Key couplets may offer a choice between two ranges of measurements or ratios. Sometimes when species are particularly difficult to separate these ranges are contiguous, or even overlap. For reliable identifications one should therefore ideally examine a series of 10 or more apterous adult aphids, so that if necessary the range of variation in the sample can be assessed and compared with the range given in the key.

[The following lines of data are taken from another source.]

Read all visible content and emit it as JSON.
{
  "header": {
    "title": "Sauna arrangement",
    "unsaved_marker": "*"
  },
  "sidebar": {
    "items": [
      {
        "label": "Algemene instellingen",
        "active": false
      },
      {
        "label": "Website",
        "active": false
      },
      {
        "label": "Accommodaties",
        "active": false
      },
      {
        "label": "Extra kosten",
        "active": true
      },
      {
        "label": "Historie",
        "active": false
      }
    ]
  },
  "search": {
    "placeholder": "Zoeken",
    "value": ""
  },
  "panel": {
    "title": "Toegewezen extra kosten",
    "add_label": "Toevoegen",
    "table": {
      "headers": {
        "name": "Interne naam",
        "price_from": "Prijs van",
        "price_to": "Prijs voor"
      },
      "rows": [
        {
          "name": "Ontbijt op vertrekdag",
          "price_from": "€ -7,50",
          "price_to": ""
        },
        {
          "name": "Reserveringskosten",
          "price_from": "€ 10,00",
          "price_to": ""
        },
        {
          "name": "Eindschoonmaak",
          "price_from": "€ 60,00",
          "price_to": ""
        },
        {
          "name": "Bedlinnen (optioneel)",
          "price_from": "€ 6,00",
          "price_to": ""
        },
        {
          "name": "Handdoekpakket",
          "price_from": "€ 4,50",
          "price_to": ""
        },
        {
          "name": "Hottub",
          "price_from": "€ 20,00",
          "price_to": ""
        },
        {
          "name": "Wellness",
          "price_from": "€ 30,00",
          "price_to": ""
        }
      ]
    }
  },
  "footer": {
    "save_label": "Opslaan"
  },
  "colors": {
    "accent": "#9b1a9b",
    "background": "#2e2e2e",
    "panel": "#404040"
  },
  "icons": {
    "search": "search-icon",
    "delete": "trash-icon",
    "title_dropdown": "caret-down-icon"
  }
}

Keys will not work if applied to immature aphids, and in several groups, especially when the adult cauda is broad and rounded as in Lachninae, Greenideinae and many Eriosomatinae, it can be difficult to distinguish between late instar immatures and apterous adults. If the form of the adult cauda is not distinctive, then the presence of rudimentary gonopophyses, and of fully-formed and clearly defined anal and genital plates, can provide recognition features for adults, but even these are not wholly reliable. To be confident about the recognition of adults in difficult cases it may be necessary to examine a number of specimens of different sizes from the same colony, in order to establish what are the particular features of the adult insect in that species. In any case collection and examination of a large sample should be the general rule, because identifications should always be based on an examination of the fullest possible range of variation.